Clear the air on sewer line
The noxious smell of downloading is in the Alberta air.
The latest group to get a whiff of the provincial government’s foul practice is the South Red Deer Regional Wastewater Commission.
Seven years ago, the commission and the province agreed to build a regional sewage line from Red Deer to Olds. The province promised to cover 90 per cent of the cost. Transportation officials reassured the commission any cost overruns would be covered under the 90/10 arrangement.
Originally estimated to cost $107 million in 2007, the bill is expected to come in around $135 million due to inflation, construction costs and other delays. Some of those delays were requested by the province during tough economic times back in 2009.
Times were so tough that Red Deer County Coun. Jim Lougheed expressed fears that provincial government cutbacks could cause communities to drop out of the project altogether.
Recently, the provincial government offered the commission a maximum of $10 million toward the completion of the regional sewage line.
That’s about $10 million less than what’s needed to finish the project.

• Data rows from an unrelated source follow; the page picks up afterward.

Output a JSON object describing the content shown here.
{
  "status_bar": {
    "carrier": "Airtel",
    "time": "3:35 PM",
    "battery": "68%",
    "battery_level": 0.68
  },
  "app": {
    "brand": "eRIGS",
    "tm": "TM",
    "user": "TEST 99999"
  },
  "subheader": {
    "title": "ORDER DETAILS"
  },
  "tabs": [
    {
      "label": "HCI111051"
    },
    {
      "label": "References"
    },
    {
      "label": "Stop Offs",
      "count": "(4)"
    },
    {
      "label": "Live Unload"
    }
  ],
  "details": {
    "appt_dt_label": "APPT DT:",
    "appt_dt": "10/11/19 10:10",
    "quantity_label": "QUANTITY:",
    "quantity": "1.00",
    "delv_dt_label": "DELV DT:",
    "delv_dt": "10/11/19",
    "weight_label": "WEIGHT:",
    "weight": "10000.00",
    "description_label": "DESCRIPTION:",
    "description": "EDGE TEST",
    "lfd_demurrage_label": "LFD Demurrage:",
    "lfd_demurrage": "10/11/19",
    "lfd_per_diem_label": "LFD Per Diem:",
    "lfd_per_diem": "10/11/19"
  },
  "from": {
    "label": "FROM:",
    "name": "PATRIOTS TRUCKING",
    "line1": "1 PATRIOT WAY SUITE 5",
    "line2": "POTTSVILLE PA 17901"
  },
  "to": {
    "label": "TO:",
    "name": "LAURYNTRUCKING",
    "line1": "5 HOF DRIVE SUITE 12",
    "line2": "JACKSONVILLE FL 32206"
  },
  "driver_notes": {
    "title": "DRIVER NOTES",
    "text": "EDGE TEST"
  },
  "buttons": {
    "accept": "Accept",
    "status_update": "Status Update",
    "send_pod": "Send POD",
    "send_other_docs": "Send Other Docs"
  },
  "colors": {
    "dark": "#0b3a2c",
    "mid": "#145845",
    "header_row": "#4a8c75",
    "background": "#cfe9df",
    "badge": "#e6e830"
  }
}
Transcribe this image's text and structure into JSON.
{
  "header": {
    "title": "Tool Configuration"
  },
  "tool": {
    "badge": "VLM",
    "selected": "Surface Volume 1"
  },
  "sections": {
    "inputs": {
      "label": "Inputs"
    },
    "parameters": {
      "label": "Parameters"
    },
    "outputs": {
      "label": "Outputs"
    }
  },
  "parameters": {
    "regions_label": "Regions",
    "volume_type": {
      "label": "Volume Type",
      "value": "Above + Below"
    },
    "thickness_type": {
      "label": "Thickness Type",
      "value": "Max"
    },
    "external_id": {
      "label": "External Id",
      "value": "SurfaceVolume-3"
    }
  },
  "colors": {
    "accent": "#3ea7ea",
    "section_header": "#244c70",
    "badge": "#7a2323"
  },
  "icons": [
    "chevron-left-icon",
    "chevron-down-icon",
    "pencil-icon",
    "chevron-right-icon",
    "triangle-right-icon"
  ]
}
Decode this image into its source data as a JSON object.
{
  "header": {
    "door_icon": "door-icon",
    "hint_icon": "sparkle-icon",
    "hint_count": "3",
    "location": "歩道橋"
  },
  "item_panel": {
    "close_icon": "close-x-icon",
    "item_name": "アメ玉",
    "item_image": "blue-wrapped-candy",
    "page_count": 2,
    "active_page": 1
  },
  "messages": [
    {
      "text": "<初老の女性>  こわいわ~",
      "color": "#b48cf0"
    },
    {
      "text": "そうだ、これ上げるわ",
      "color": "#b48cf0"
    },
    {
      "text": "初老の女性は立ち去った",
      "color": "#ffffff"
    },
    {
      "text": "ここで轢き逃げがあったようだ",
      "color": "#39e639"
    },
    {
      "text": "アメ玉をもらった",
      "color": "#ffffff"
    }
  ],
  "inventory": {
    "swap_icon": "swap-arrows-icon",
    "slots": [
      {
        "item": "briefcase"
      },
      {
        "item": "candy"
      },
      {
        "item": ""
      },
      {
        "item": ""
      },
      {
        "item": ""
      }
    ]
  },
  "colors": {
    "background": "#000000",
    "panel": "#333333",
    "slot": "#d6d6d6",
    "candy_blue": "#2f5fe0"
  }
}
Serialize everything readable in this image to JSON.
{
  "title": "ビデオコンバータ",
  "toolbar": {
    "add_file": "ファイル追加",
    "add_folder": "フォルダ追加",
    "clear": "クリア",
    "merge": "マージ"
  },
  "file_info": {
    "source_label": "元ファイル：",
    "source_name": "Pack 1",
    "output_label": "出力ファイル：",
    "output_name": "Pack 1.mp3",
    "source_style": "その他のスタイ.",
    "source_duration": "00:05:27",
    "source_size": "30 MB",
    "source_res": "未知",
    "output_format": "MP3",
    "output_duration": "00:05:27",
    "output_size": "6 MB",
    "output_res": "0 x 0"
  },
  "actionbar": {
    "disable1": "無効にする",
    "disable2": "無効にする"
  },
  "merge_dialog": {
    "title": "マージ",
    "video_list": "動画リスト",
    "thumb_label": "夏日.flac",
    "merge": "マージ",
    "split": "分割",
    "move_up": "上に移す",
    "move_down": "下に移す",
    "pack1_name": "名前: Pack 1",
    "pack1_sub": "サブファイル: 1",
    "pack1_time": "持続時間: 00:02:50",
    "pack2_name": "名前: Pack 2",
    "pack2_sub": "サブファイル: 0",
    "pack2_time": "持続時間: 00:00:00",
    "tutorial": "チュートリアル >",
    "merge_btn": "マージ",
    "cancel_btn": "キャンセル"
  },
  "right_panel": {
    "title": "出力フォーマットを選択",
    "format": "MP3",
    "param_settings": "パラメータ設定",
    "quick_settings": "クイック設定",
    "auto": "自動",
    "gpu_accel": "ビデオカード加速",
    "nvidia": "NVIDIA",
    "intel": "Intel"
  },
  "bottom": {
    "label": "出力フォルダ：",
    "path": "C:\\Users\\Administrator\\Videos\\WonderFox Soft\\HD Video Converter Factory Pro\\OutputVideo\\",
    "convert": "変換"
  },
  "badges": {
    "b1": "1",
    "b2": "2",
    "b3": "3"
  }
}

The offer would also reduce the province’s share of the total cost to about 80 per cent.
Dennis Cooper, chairman of the commission, has accused the province of reneging on its promise to fund 90 per cent. The City of Red Deer was also disappointed to learn that the province was reducing its commitment to the regional wastewater line, and rightly so.
The provincial government’s offer, if you can call it that, stinks, plain and simple.
The province is facing tough economic times, true. But that is no excuse to back out of its commitment to the 90/10 arrangement, especially when the province is responsible for some of those cost overruns.
This is a mess of the province’s own making. How the province deals with it will speak volumes about its credibility and trustworthiness.
It’s absurd to think that any municipality would embark on a project with the province in the future knowing the province could break its commitment on a whim.
The commission feared something like this might happen. Early last month, Dave Hoar, Red Deer County’s representative on the commission, warned that completion of an Olds-to-Red Deer regional sewage line might be delayed to the end of 2015, or even a number of years beyond that, due to the province’s tight finances.
The community caught in the middle of the latest funding tug-o-war between the commission and the province is the Town of Olds, the last community scheduled to be hooked up to the regional line.
The town had planned to improve its sewer lines as far back as 2004, but that project was put on hold because the province wanted a regional option.
Almost 10 years later, Olds is still waiting for the regional sewage line to reach it. Meanwhile, the age and capacity of the town’s existing sewage treatment lagoons, which were a concern in 2009, continue to deteriorate.
This time last year, Cooper was much more upbeat about the province’s willingness to live up to its end of the bargain. Although he had not received a firm funding commitment, a meeting with provincial ministers and local MLAs in Edmonton had gone well.
Now Cooper and the rest of the commission members are back to Square 1. In a special meeting last week, the commission voted to reject the $10-million offer and request a meeting with Transportation Minister Ric McIver to work out alternatives.
If that meeting takes place, the province should clear the air and live up to the funding promise it made seven years ago. The regional sewer line has dragged on long enough.
Cameron Kennedy is an Advocate editor.